|U.S. Secretary of the Treasury||Executive||Washington||August 8, 1831||May 28, 1833||resigned|
|U.S. Secretary of State||Executive||Washington||May 29, 1833||June 30, 1834||resigned|
|Minister Plenipotentiary||Executive||London||August 8, 1845||August 18, 1846||United Kingdom|
Congressional service and election returnsEdit
|United States Congressional service|
|1817–1819||15th||U.S. House||Republican||James Monroe||Commerce and Manufacturers||1st at-large|
|1819–1821||16th||U.S. House||Republican||James Monroe||Commerce (1st session)
Ways and Means (2nd session)

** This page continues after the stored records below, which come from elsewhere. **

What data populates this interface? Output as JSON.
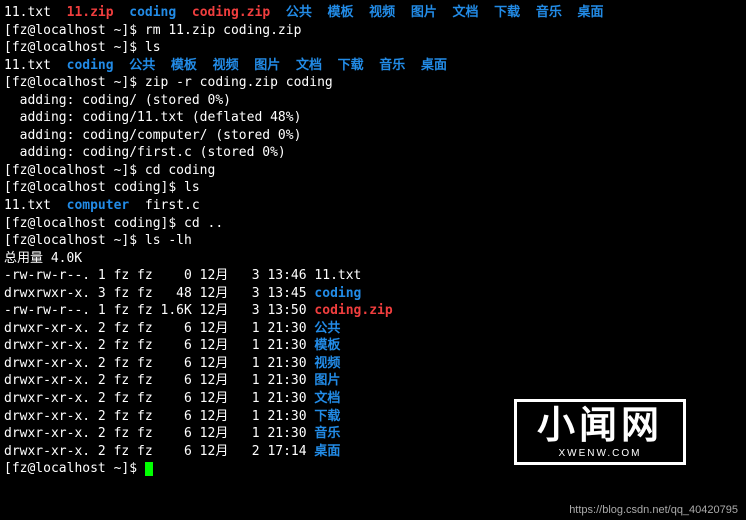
{
  "ls_top": [
    "11.txt",
    "11.zip",
    "coding",
    "coding.zip",
    "公共",
    "模板",
    "视频",
    "图片",
    "文档",
    "下载",
    "音乐",
    "桌面"
  ],
  "ls_top_classes": [
    "white",
    "red",
    "blue",
    "red",
    "blue",
    "blue",
    "blue",
    "blue",
    "blue",
    "blue",
    "blue",
    "blue"
  ],
  "cmd_rm": "[fz@localhost ~]$ rm 11.zip coding.zip",
  "cmd_ls1": "[fz@localhost ~]$ ls",
  "ls_after_rm": [
    "11.txt",
    "coding",
    "公共",
    "模板",
    "视频",
    "图片",
    "文档",
    "下载",
    "音乐",
    "桌面"
  ],
  "ls_after_rm_classes": [
    "white",
    "blue",
    "blue",
    "blue",
    "blue",
    "blue",
    "blue",
    "blue",
    "blue",
    "blue"
  ],
  "cmd_zip": "[fz@localhost ~]$ zip -r coding.zip coding",
  "zip_out": [
    "  adding: coding/ (stored 0%)",
    "  adding: coding/11.txt (deflated 48%)",
    "  adding: coding/computer/ (stored 0%)",
    "  adding: coding/first.c (stored 0%)"
  ],
  "cmd_cd_coding": "[fz@localhost ~]$ cd coding",
  "cmd_ls_coding": "[fz@localhost coding]$ ls",
  "ls_coding": [
    "11.txt",
    "computer",
    "first.c"
  ],
  "ls_coding_classes": [
    "white",
    "blue",
    "white"
  ],
  "cmd_cd_up": "[fz@localhost coding]$ cd ..",
  "cmd_lslh": "[fz@localhost ~]$ ls -lh",
  "total": "总用量 4.0K",
  "listing": [
    {
      "perm": "-rw-rw-r--.",
      "n": "1",
      "u": "fz",
      "g": "fz",
      "size": "   0",
      "mon": "12月",
      "day": " 3",
      "time": "13:46",
      "name": "11.txt",
      "cls": "white"
    },
    {
      "perm": "drwxrwxr-x.",
      "n": "3",
      "u": "fz",
      "g": "fz",
      "size": "  48",
      "mon": "12月",
      "day": " 3",
      "time": "13:45",
      "name": "coding",
      "cls": "blue"
    },
    {
      "perm": "-rw-rw-r--.",
      "n": "1",
      "u": "fz",
      "g": "fz",
      "size": "1.6K",
      "mon": "12月",
      "day": " 3",
      "time": "13:50",
      "name": "coding.zip",
      "cls": "red"
    },
    {
      "perm": "drwxr-xr-x.",
      "n": "2",
      "u": "fz",
      "g": "fz",
      "size": "   6",
      "mon": "12月",
      "day": " 1",
      "time": "21:30",
      "name": "公共",
      "cls": "blue"
    },
    {
      "perm": "drwxr-xr-x.",
      "n": "2",
      "u": "fz",
      "g": "fz",
      "size": "   6",
      "mon": "12月",
      "day": " 1",
      "time": "21:30",
      "name": "模板",
      "cls": "blue"
    },
    {
      "perm": "drwxr-xr-x.",
      "n": "2",
      "u": "fz",
      "g": "fz",
      "size": "   6",
      "mon": "12月",
      "day": " 1",
      "time": "21:30",
      "name": "视频",
      "cls": "blue"
    },
    {
      "perm": "drwxr-xr-x.",
      "n": "2",
      "u": "fz",
      "g": "fz",
      "size": "   6",
      "mon": "12月",
      "day": " 1",
      "time": "21:30",
      "name": "图片",
      "cls": "blue"
    },
    {
      "perm": "drwxr-xr-x.",
      "n": "2",
      "u": "fz",
      "g": "fz",
      "size": "   6",
      "mon": "12月",
      "day": " 1",
      "time": "21:30",
      "name": "文档",
      "cls": "blue"
    },
    {
      "perm": "drwxr-xr-x.",
      "n": "2",
      "u": "fz",
      "g": "fz",
      "size": "   6",
      "mon": "12月",
      "day": " 1",
      "time": "21:30",
      "name": "下载",
      "cls": "blue"
    },
    {
      "perm": "drwxr-xr-x.",
      "n": "2",
      "u": "fz",
      "g": "fz",
      "size": "   6",
      "mon": "12月",
      "day": " 1",
      "time": "21:30",
      "name": "音乐",
      "cls": "blue"
    },
    {
      "perm": "drwxr-xr-x.",
      "n": "2",
      "u": "fz",
      "g": "fz",
      "size": "   6",
      "mon": "12月",
      "day": " 2",
      "time": "17:14",
      "name": "桌面",
      "cls": "blue"
    }
  ],
  "prompt_final": "[fz@localhost ~]$ ",
  "watermark_cn": "小闻网",
  "watermark_en": "XWENW.COM",
  "footer_url": "https://blog.csdn.net/qq_40420795"
}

|1821–1823||17th||U.S. House||Republican||James Monroe||Naval Affairs (1st session)
Ways and Means (2nd session)
|1823–1825||18th||U.S. House||Republican||James Monroe||Ways and Means||at-large|

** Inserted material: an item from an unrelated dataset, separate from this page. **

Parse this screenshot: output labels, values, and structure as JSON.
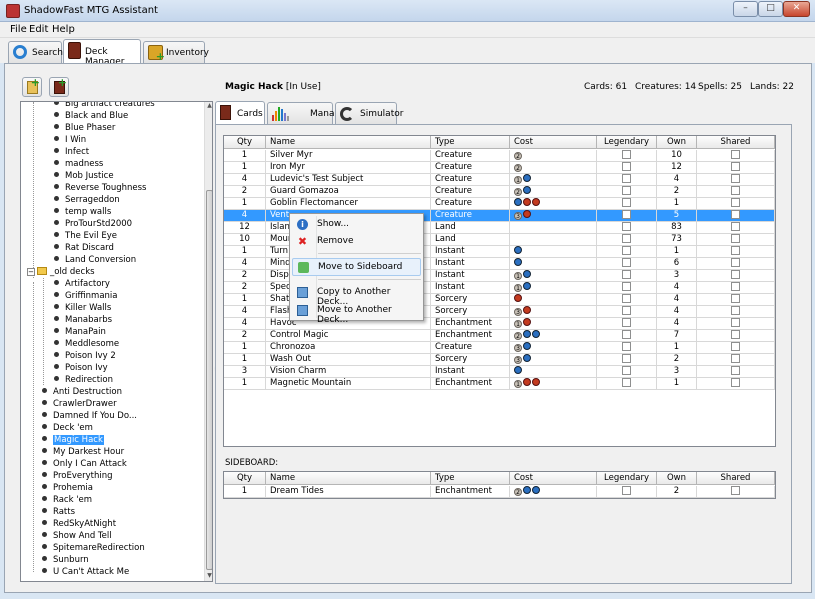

|1825–1827||19th||U.S. House||National Republican||John Quincy Adams||Ways and Means||at-large|
|1827–1829||20th||U.S. Senate||Democratic||John Quincy Adams||Commerce, Finance||class 1|
|1829–1831||21st||U.S. Senate||Democratic||Andrew Jackson||Commerce, Finance||class 1|

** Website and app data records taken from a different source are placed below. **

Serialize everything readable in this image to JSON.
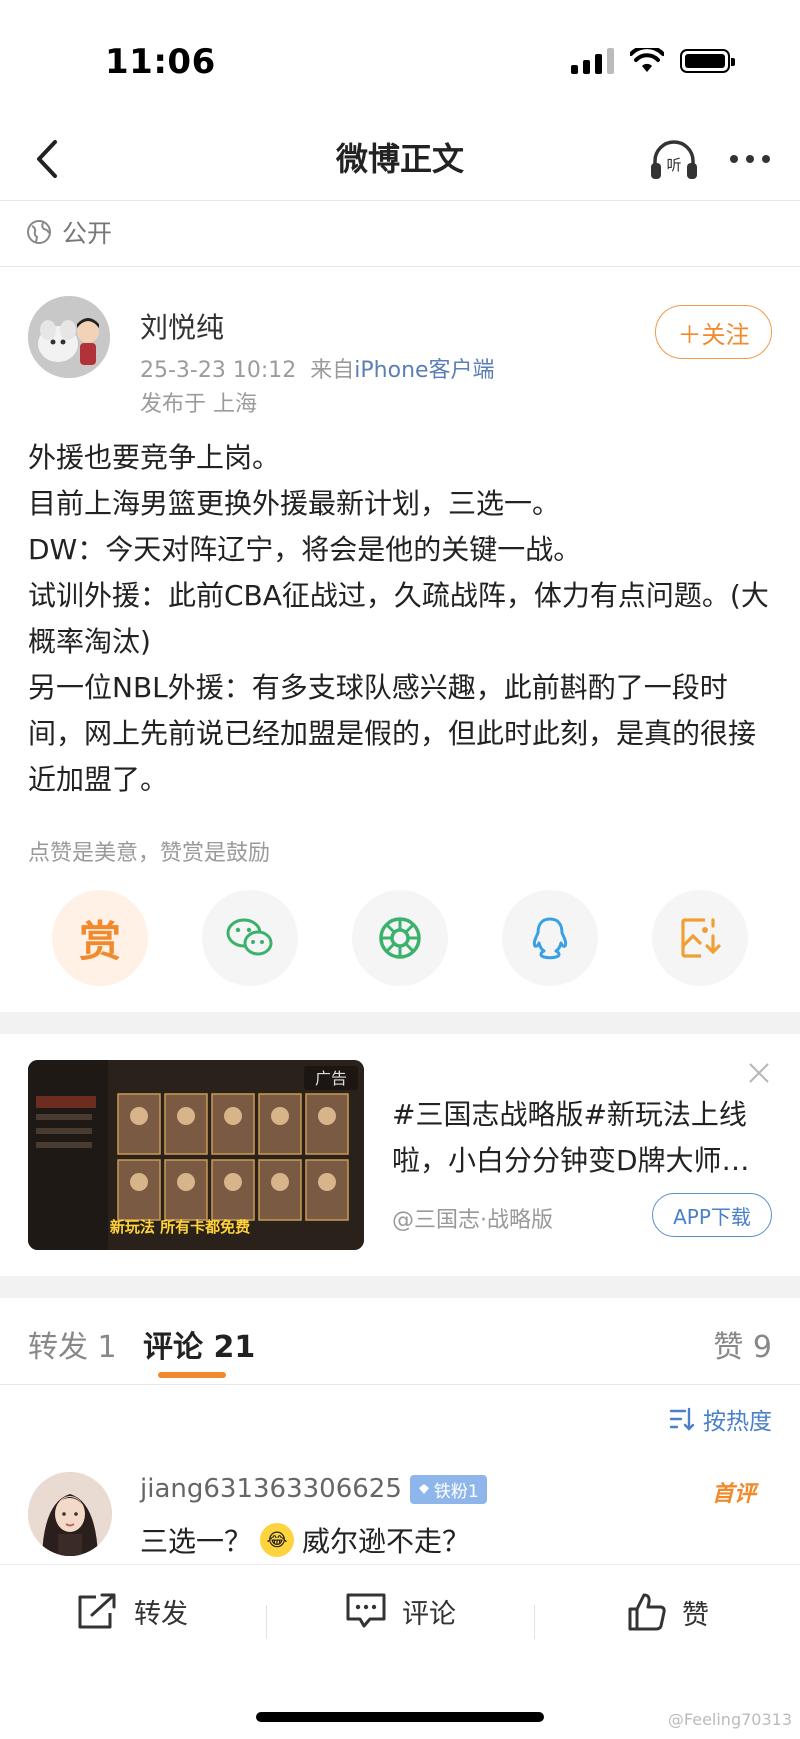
{
  "status_bar": {
    "time": "11:06"
  },
  "nav": {
    "title": "微博正文",
    "listen_label": "听"
  },
  "visibility": {
    "label": "公开"
  },
  "post": {
    "author": "刘悦纯",
    "date": "25-3-23 10:12",
    "source_prefix": "来自",
    "source": "iPhone客户端",
    "location": "发布于 上海",
    "follow_label": "＋关注",
    "paragraphs": [
      "外援也要竞争上岗。",
      "目前上海男篮更换外援最新计划，三选一。",
      "DW：今天对阵辽宁，将会是他的关键一战。",
      "试训外援：此前CBA征战过，久疏战阵，体力有点问题。(大概率淘汰)",
      "另一位NBL外援：有多支球队感兴趣，此前斟酌了一段时间，网上先前说已经加盟是假的，但此时此刻，是真的很接近加盟了。"
    ],
    "tip": "点赞是美意，赞赏是鼓励",
    "share": {
      "reward_label": "赏",
      "items": [
        "reward",
        "wechat",
        "moments",
        "qq",
        "save-image"
      ]
    }
  },
  "ad": {
    "title": "#三国志战略版#新玩法上线啦，小白分分钟变D牌大师…",
    "source": "@三国志·战略版",
    "download_label": "APP下载",
    "badge": "广告",
    "banner": "新玩法 所有卡都免费"
  },
  "tabs": {
    "repost": "转发 1",
    "comment": "评论 21",
    "like": "赞 9"
  },
  "sort": {
    "label": "按热度"
  },
  "comments": [
    {
      "user": "jiang631363306625",
      "badge": "铁粉1",
      "tag": "首评",
      "text_before": "三选一？",
      "text_after": "威尔逊不走？"
    }
  ],
  "bottom_bar": {
    "repost": "转发",
    "comment": "评论",
    "like": "赞"
  },
  "watermark": "@Feeling70313",
  "colors": {
    "accent_orange": "#f08a2c",
    "link_blue": "#4a7fc9",
    "wechat_green": "#3bb26c",
    "qq_blue": "#3aa0e6"
  }
}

|1816||U.S. Representative||Louis McLane
Caesar A. Rodney
|1818||U.S. Representative||Louis McLane
George Read, Jr.
|1820||U.S. Representative||Louis McLane
|Caesar A. Rodney
|1822||U.S. Representative||Louis McLane||Federalist||4,110||54%||Arnold Naudain||Republican||3,466||46%|
|1824||U.S. Representative||Louis McLane||Federalist||3,387||52%||Arnold Naudain||Republican||3,163||48%|
|1826||U.S. Representative||Louis McLane||Federalist||4,630||54%||Arnold Naudain||Republican||3,931||46%|
- "APS Member History". search.amphilsoc.org. Retrieved April 8, 2021.
- "McLane-Fisher Family Papers circa 1800-1905, MS. 2403". www.hitandstay.com. Maryland Historical Society. Retrieved March 8, 2021.
- Jones, Brian Jay (2008). Washington Irving: An American Original. New York: Arcade. pp. 262–266. ISBN 978-1-55970-836-4.
- "First American Railroad". The Baltimore Sun. Baltimore. March 2, 1896. p. 10 – via Newspapers.com.
- Munroe, John A. (1973). Louis McLane: Federalist and Jacksonian. New Brunswick, NJ: Rutgers University. p. 598. ISBN 0-8135-0757-X.
- Kruse, Albert (August 1969). "National Register of Historic Places Inventory/Nomination: Zachariah Ferris House".
- "National Register Information System". National Register of Historic Places. National Park Service. July 9, 2010.
- Conrad, Henry C. (1908). History of the State of Delaware, 3 vols. Lancaster, PA: Wickersham Company.
- Martin, Roger A. (2003). Delawareans in Congress. Middletown, DE: Roger A. Martin. ISBN 0-924117-26-5.
- Scharf, John Thomas (1888). History of Delaware 1609-1888. 2 vols. Philadelphia, PA: L. J. Richards & Co.
- Stuart, Reginald C. (1998). Prologue to Manifest Destiny: Anglo-American Relations in the 1840s. Canadian Journal of History.
- Remini, Robert V. (1967). Andrew Jackson and the Bank War. New York: W. W. Norton & Company. pp. 72–115. ISBN 978-0393097573.
- Kahan, Paul (2016). The Bank War: Andrew Jackson, Nicholas Biddle, and the Fight for American Finance. Yardley, PA: Westholme Publishing. pp. 84–120. ISBN 978-1594162343.